Joakim: I think that’s very well put, in my case as well.
Clementine: You guys didn’t start making music with instruments…
Anton: We don’t know how to play shit, to be honest [laughs]. We started with GarageBand, recording directly into the computer with the computer microphone.
Joakim: But now we have Logic. I think there’s a huge difference between making music and playing music. Sometimes, it can be very different to play and act on something, than to create and come up with something.
Anton: In the beginning we were just playing around, and now at some point you have to try and learn stuff, to look at what other people do and pick up on some of their tricks and steal methods and try them out and see how you can use them for your own sake.
“…for the album, we asked a lot of people to record bits and pieces of their daily life, like people who had inflicted us during the album, like my cat, or my neighbour’s footsteps, just recording the sounds around us at the time…”
Clementine: You have a song called Copenhagen, is it about the place itself or more personal?
Anton: I think for me the soundscape sounded like a night out in the city. I think I had a movie scene rolling in my head, and I had this idea of this couple breaking up outside of a club late at night, and you kind of hear the distant shouts of drunken people and cars. The sun is about to rise and it’s about five in the morning and you have this walk alone home through the city all by yourself, and you kind of own the city, even though you’re all alone, and this is the soundtrack you’re listening to.
“I think there’s a huge difference between making music and playing music.
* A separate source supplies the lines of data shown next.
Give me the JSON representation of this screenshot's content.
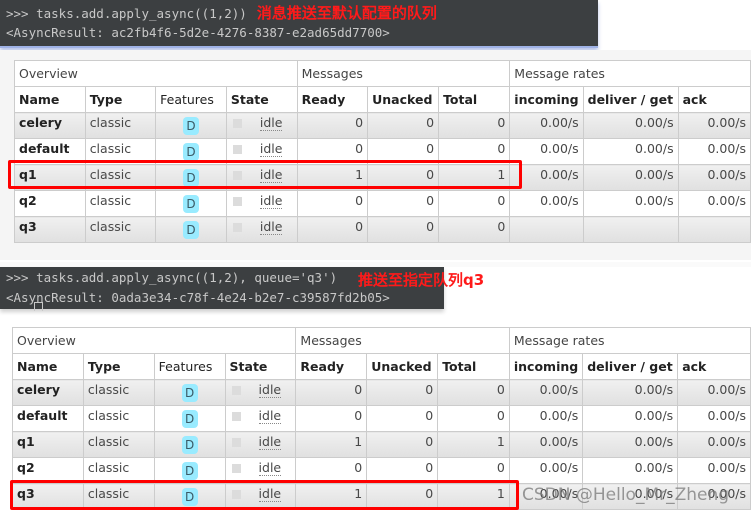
{
  "terminal1": {
    "command": ">>> tasks.add.apply_async((1,2))",
    "annotation": "消息推送至默认配置的队列",
    "result": "<AsyncResult: ac2fb4f6-5d2e-4276-8387-e2ad65dd7700>"
  },
  "terminal2": {
    "command": ">>> tasks.add.apply_async((1,2), queue='q3')",
    "annotation": "推送至指定队列q3",
    "result": "<AsyncResult: 0ada3e34-c78f-4e24-b2e7-c39587fd2b05>"
  },
  "table_headers": {
    "groups": [
      "Overview",
      "Messages",
      "Message rates"
    ],
    "columns": [
      "Name",
      "Type",
      "Features",
      "State",
      "Ready",
      "Unacked",
      "Total",
      "incoming",
      "deliver / get",
      "ack"
    ]
  },
  "table1": {
    "rows": [
      {
        "name": "celery",
        "type": "classic",
        "feature": "D",
        "state": "idle",
        "ready": "0",
        "unacked": "0",
        "total": "0",
        "incoming": "0.00/s",
        "deliver": "0.00/s",
        "ack": "0.00/s"
      },
      {
        "name": "default",
        "type": "classic",
        "feature": "D",
        "state": "idle",
        "ready": "0",
        "unacked": "0",
        "total": "0",
        "incoming": "0.00/s",
        "deliver": "0.00/s",
        "ack": "0.00/s"
      },
      {
        "name": "q1",
        "type": "classic",
        "feature": "D",
        "state": "idle",
        "ready": "1",
        "unacked": "0",
        "total": "1",
        "incoming": "0.00/s",
        "deliver": "0.00/s",
        "ack": "0.00/s"
      },
      {
        "name": "q2",
        "type": "classic",
        "feature": "D",
        "state": "idle",
        "ready": "0",
        "unacked": "0",
        "total": "0",
        "incoming": "0.00/s",
        "deliver": "0.00/s",
        "ack": "0.00/s"
      },
      {
        "name": "q3",
        "type": "classic",
        "feature": "D",
        "state": "idle",
        "ready": "0",
        "unacked": "0",
        "total": "0",
        "incoming": "",
        "deliver": "",
        "ack": ""
      }
    ]
  },
  "table2": {
    "rows": [
      {
        "name": "celery",
        "type": "classic",
        "feature": "D",
        "state": "idle",
        "ready": "0",
        "unacked": "0",
        "total": "0",
        "incoming": "0.00/s",
        "deliver": "0.00/s",
        "ack": "0.00/s"
      },
      {
        "name": "default",
        "type": "classic",
        "feature": "D",
        "state": "idle",
        "ready": "0",
        "unacked": "0",
        "total": "0",
        "incoming": "0.00/s",
        "deliver": "0.00/s",
        "ack": "0.00/s"
      },
      {
        "name": "q1",
        "type": "classic",
        "feature": "D",
        "state": "idle",
        "ready": "1",
        "unacked": "0",
        "total": "1",
        "incoming": "0.00/s",
        "deliver": "0.00/s",
        "ack": "0.00/s"
      },
      {
        "name": "q2",
        "type": "classic",
        "feature": "D",
        "state": "idle",
        "ready": "0",
        "unacked": "0",
        "total": "0",
        "incoming": "0.00/s",
        "deliver": "0.00/s",
        "ack": "0.00/s"
      },
      {
        "name": "q3",
        "type": "classic",
        "feature": "D",
        "state": "idle",
        "ready": "1",
        "unacked": "0",
        "total": "1",
        "incoming": "0.00/s",
        "deliver": "0.00/s",
        "ack": "0.00/s"
      }
    ]
  },
  "watermark": "CSDN @Hello_Mr_Zheng",
  "colors": {
    "highlight": "#ff0000",
    "annotation": "#ff1a1a",
    "terminal_bg": "#3c3f41",
    "feature_badge": "#99ebff"
  }
}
Sometimes, it can be very different to play and act on something, than to create and come up with something.”
Clementine: Denmark seems to be a real creative hub. Does a sense of community fuel you creatively?
Anton: We have a studio in this artistic warehouse full of friends and other artists, and there are a lot of people coming in and out, which is super important and nice and creates something special. Also, for the album, we asked a lot of people to record bits and pieces of their daily life, like people who had inflicted us during the album, like my cat, or my neighbour’s footsteps, just recording the sounds around us at the time, put everyone we love in tiny pieces on the record, mostly for our own sake so we can hear them on the thing.